The term, ‘perennial plant’, means simply that the plant returns following severe freezes, to grow again the next year. Trees are cold hardy tested perennials by nature, some trees that are evergreens and do not go dormant, but merely slow down during various seasons, and other shade trees enter dormancy and shed the leaves. Tree growth of shade trees may stop altogether in extremely cold climates, but in the spring, will surge with buds that open to flower and leaf out.
Great difficulties arise in assigning a plant, ‘perennial’, mainly because the primary determining factor, temperature range varies from year to year; and every century extreme cold temperatures may erase certain plant populations that have survived in areas before for decades or sometimes even centuries. A perennial plant may be a survivor, thus a “perennial” for a given growing area, then suddenly may become extinct in that growing area. The USDA has constructed a zone map that reveals averages of temperatures reached by the location in your State. This map is a nursery tool used to predict whether a perennial will live (cold hardy) in your area.
Agaves are a diverse genus of over 200 species of rosette, spear-like, leafed evergreen perennials. Agave typically grows as low shrub-like plants in dry or well-drained soils of the Southern part of the U.S. from New Jersey down to Florida, and then West to California. Many Agave species, such as Agave americana or Agave tequilana, have sharp recurved, protective teeth running along both sides of the blade of its semi-curved, lance-shaped leaves, with a sharp needle-tip lance at the end. There are Agave species, like Agave attenuata, and Agave stricta, that do not have sharp-teeth at all, but are smooth. The color variations of Agave plants range from shades of green, to silvery-grey, bluish-green, top yellow or white stripes, such is the case with Agave americana ‘media-picta’. The bloom of mother Agave plants are a beautiful array of pendulent bell-shaped, creamy-white flowers soaring high above the mother plant on a flower stem that may reach 20 feet or more for some agave species. The bloom period of a mother Agave plant is during the summer and the flower stalk is magnificent to behold, however, this event means the cycle of life ends for mother Agave and begins again for her Agave offspring. Agave plants are an excellent choice for rock gardens or well drained soils that lend themselves well to terracotta or cement planters. Agaves are fairly slow glowers so expect higher prices on these sunloving garden jewels at retail garden centers. Huge specimen agaves can be quickly delivered by semi-trucks.

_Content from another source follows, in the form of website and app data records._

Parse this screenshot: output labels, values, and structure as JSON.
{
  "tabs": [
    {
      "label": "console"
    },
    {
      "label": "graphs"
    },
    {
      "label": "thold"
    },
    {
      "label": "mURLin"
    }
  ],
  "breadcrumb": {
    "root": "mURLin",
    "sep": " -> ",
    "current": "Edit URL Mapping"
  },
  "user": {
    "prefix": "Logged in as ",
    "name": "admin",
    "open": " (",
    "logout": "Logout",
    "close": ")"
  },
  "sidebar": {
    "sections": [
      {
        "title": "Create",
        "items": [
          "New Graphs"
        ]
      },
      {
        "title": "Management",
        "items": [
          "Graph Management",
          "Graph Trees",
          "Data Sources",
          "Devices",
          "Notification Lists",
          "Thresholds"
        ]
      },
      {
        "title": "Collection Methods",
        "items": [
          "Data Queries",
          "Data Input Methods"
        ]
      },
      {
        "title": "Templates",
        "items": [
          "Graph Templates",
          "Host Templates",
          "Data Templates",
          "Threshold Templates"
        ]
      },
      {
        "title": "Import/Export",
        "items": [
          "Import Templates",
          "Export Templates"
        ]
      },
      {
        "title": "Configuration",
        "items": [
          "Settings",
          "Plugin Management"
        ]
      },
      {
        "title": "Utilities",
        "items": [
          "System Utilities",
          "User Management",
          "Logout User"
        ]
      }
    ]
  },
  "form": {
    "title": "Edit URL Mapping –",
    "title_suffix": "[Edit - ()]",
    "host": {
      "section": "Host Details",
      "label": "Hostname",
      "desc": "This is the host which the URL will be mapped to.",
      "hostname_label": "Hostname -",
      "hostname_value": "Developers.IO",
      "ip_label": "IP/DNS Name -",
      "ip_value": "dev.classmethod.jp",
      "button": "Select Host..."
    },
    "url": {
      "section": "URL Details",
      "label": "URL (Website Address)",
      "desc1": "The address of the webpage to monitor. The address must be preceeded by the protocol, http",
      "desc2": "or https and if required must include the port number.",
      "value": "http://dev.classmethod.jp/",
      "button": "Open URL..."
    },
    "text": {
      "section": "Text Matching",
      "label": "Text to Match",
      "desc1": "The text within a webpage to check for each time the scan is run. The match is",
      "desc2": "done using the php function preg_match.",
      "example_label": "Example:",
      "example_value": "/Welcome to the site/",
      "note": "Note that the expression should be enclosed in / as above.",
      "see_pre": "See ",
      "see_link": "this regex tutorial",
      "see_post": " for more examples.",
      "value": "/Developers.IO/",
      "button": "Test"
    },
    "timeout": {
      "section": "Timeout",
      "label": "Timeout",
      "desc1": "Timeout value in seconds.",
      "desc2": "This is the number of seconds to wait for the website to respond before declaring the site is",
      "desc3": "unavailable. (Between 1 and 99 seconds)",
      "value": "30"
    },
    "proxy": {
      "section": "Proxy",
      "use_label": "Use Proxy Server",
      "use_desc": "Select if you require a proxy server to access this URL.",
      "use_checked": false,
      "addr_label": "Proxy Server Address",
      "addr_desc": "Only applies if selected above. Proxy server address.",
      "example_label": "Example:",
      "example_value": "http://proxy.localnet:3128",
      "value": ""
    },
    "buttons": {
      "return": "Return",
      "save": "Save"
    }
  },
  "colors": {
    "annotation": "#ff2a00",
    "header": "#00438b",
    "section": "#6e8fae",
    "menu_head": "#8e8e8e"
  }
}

The ancient Egyptians in 1500 BC grew the Aloe for healing, and while the Pharaoh held all the Jews in captivity, aloes were used as cosmetics and for the sacred healing power of this mysterious perennial. The Book of John, in the New Testament Bible, John 19-39, records that Jesus’ body was wrapped in linen cloths and aloes after the corpse was removed from the crucifiction cross before burial. Aloes are evergreen perennial plants that grow as shub-like, climbing or tree-like plants. The aloe plant leaves are fleshly, succulent, long tongue-shaped groups of rosettes, or as star-patterned limbs. Most forms of the aloe, 300 species genus, have toothed leaf blades with soft to piercing hard teeth. Aloe saponaria and Aloe vera are the two most commonly found containerized aloes in homes and gardens. Aloe vera plant extracts have long been used by mothers on their children for fast relief for minor cuts and burns. Aloe saponaria is cold hardy down to freezing temperatures and is widely grown in Southern gardens for the beautiful, coral-colored, tubular blossoms and for the making of medicated soap. Most aloe plants are small, 1-3 foot tall and width, however, a few tropical aloe species, such as Aloe marlothii grow into large, 120 foot succulent trees. Aloe plant varieties may vary enormously in color from yellow, red to blue-greens, or to spotted or striped with random variegation.